● **PROBLEM TO WORK ON**: Once you have read the data below, set it all down again exactly.

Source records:
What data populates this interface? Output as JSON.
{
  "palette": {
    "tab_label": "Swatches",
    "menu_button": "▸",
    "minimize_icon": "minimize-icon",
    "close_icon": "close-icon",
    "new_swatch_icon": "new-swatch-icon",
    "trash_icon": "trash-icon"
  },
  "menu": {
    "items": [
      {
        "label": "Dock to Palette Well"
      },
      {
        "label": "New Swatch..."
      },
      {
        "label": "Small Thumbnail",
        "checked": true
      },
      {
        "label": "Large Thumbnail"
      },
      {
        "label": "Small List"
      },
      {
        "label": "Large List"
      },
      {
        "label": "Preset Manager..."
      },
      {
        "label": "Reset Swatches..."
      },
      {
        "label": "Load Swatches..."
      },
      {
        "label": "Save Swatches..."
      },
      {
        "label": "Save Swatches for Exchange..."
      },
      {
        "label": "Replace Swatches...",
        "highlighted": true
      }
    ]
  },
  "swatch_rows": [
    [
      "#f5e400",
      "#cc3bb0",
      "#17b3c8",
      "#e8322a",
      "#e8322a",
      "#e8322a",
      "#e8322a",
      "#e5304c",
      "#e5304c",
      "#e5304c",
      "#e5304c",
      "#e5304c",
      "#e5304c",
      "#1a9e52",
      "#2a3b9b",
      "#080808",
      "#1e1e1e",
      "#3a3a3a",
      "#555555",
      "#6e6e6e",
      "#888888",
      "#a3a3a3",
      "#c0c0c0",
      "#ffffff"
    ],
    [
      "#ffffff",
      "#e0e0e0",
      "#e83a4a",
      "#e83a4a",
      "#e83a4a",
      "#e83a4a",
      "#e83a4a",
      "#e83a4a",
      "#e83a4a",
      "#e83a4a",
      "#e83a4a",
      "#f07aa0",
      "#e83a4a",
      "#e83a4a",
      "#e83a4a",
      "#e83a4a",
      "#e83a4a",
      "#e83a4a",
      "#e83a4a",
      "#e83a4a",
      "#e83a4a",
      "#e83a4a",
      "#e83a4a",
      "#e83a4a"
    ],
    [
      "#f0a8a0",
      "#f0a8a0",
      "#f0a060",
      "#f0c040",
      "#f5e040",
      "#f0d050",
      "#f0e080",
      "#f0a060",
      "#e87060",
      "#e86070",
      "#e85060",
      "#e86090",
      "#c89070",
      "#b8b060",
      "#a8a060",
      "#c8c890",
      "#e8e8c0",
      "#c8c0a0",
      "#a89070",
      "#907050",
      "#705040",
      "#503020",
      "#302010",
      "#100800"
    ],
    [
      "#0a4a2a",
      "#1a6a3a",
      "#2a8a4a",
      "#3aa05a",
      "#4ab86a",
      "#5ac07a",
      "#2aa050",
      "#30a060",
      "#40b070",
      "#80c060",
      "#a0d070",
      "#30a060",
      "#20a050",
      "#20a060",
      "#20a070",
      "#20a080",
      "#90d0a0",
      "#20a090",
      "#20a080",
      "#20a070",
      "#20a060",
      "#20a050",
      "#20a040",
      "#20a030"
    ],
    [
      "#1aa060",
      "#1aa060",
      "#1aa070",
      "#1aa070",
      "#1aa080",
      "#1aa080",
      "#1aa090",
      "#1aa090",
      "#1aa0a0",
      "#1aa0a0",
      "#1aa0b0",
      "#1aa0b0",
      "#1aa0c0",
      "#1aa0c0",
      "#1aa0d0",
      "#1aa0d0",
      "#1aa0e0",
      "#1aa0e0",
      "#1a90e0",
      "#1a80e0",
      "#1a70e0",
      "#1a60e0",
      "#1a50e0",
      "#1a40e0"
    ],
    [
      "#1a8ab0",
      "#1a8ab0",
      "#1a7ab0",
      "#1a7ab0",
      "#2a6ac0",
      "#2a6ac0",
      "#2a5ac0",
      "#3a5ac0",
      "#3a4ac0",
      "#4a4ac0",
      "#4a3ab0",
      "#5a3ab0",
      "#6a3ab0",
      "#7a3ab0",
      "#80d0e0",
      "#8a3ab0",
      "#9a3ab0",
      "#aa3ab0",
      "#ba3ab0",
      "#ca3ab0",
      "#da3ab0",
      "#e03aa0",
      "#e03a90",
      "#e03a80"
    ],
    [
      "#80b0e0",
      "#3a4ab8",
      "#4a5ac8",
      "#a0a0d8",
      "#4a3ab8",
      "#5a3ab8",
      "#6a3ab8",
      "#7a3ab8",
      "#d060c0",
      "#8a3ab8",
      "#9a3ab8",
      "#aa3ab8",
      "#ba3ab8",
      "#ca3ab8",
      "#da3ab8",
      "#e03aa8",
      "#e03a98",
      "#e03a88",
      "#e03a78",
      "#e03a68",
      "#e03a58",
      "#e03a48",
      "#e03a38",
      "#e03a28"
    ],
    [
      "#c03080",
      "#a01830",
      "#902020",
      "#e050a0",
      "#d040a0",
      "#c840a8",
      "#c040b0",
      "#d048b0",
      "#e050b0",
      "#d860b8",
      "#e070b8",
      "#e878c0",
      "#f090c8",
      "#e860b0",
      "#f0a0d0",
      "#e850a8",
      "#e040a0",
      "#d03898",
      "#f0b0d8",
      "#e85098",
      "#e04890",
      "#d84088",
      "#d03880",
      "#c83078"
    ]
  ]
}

● **EXPECTED ANSWER**:
What data populates this interface? Output as JSON.
{
  "palette": {
    "tab_label": "Swatches",
    "menu_button": "▸",
    "minimize_icon": "minimize-icon",
    "close_icon": "close-icon",
    "new_swatch_icon": "new-swatch-icon",
    "trash_icon": "trash-icon"
  },
  "menu": {
    "items": [
      {
        "label": "Dock to Palette Well"
      },
      {
        "label": "New Swatch..."
      },
      {
        "label": "Small Thumbnail",
        "checked": true
      },
      {
        "label": "Large Thumbnail"
      },
      {
        "label": "Small List"
      },
      {
        "label": "Large List"
      },
      {
        "label": "Preset Manager..."
      },
      {
        "label": "Reset Swatches..."
      },
      {
        "label": "Load Swatches..."
      },
      {
        "label": "Save Swatches..."
      },
      {
        "label": "Save Swatches for Exchange..."
      },
      {
        "label": "Replace Swatches...",
        "highlighted": true
      }
    ]
  },
  "swatch_rows": [
    [
      "#f5e400",
      "#cc3bb0",
      "#17b3c8",
      "#e8322a",
      "#e8322a",
      "#e8322a",
      "#e8322a",
      "#e5304c",
      "#e5304c",
      "#e5304c",
      "#e5304c",
      "#e5304c",
      "#e5304c",
      "#1a9e52",
      "#2a3b9b",
      "#080808",
      "#1e1e1e",
      "#3a3a3a",
      "#555555",
      "#6e6e6e",
      "#888888",
      "#a3a3a3",
      "#c0c0c0",
      "#ffffff"
    ],
    [
      "#ffffff",
      "#e0e0e0",
      "#e83a4a",
      "#e83a4a",
      "#e83a4a",
      "#e83a4a",
      "#e83a4a",
      "#e83a4a",
      "#e83a4a",
      "#e83a4a",
      "#e83a4a",
      "#f07aa0",
      "#e83a4a",
      "#e83a4a",
      "#e83a4a",
      "#e83a4a",
      "#e83a4a",
      "#e83a4a",
      "#e83a4a",
      "#e83a4a",
      "#e83a4a",
      "#e83a4a",
      "#e83a4a",
      "#e83a4a"
    ],
    [
      "#f0a8a0",
      "#f0a8a0",
      "#f0a060",
      "#f0c040",
      "#f5e040",
      "#f0d050",
      "#f0e080",
      "#f0a060",
      "#e87060",
      "#e86070",
      "#e85060",
      "#e86090",
      "#c89070",
      "#b8b060",
      "#a8a060",
      "#c8c890",
      "#e8e8c0",
      "#c8c0a0",
      "#a89070",
      "#907050",
      "#705040",
      "#503020",
      "#302010",
      "#100800"
    ],
    [
      "#0a4a2a",
      "#1a6a3a",
      "#2a8a4a",
      "#3aa05a",
      "#4ab86a",
      "#5ac07a",
      "#2aa050",
      "#30a060",
      "#40b070",
      "#80c060",
      "#a0d070",
      "#30a060",
      "#20a050",
      "#20a060",
      "#20a070",
      "#20a080",
      "#90d0a0",
      "#20a090",
      "#20a080",
      "#20a070",
      "#20a060",
      "#20a050",
      "#20a040",
      "#20a030"
    ],
    [
      "#1aa060",
      "#1aa060",
      "#1aa070",
      "#1aa070",
      "#1aa080",
      "#1aa080",
      "#1aa090",
      "#1aa090",
      "#1aa0a0",
      "#1aa0a0",
      "#1aa0b0",
      "#1aa0b0",
      "#1aa0c0",
      "#1aa0c0",
      "#1aa0d0",
      "#1aa0d0",
      "#1aa0e0",
      "#1aa0e0",
      "#1a90e0",
      "#1a80e0",
      "#1a70e0",
      "#1a60e0",
      "#1a50e0",
      "#1a40e0"
    ],
    [
      "#1a8ab0",
      "#1a8ab0",
      "#1a7ab0",
      "#1a7ab0",
      "#2a6ac0",
      "#2a6ac0",
      "#2a5ac0",
      "#3a5ac0",
      "#3a4ac0",
      "#4a4ac0",
      "#4a3ab0",
      "#5a3ab0",
      "#6a3ab0",
      "#7a3ab0",
      "#80d0e0",
      "#8a3ab0",
      "#9a3ab0",
      "#aa3ab0",
      "#ba3ab0",
      "#ca3ab0",
      "#da3ab0",
      "#e03aa0",
      "#e03a90",
      "#e03a80"
    ],
    [
      "#80b0e0",
      "#3a4ab8",
      "#4a5ac8",
      "#a0a0d8",
      "#4a3ab8",
      "#5a3ab8",
      "#6a3ab8",
      "#7a3ab8",
      "#d060c0",
      "#8a3ab8",
      "#9a3ab8",
      "#aa3ab8",
      "#ba3ab8",
      "#ca3ab8",
      "#da3ab8",
      "#e03aa8",
      "#e03a98",
      "#e03a88",
      "#e03a78",
      "#e03a68",
      "#e03a58",
      "#e03a48",
      "#e03a38",
      "#e03a28"
    ],
    [
      "#c03080",
      "#a01830",
      "#902020",
      "#e050a0",
      "#d040a0",
      "#c840a8",
      "#c040b0",
      "#d048b0",
      "#e050b0",
      "#d860b8",
      "#e070b8",
      "#e878c0",
      "#f090c8",
      "#e860b0",
      "#f0a0d0",
      "#e850a8",
      "#e040a0",
      "#d03898",
      "#f0b0d8",
      "#e85098",
      "#e04890",
      "#d84088",
      "#d03880",
      "#c83078"
    ]
  ]
}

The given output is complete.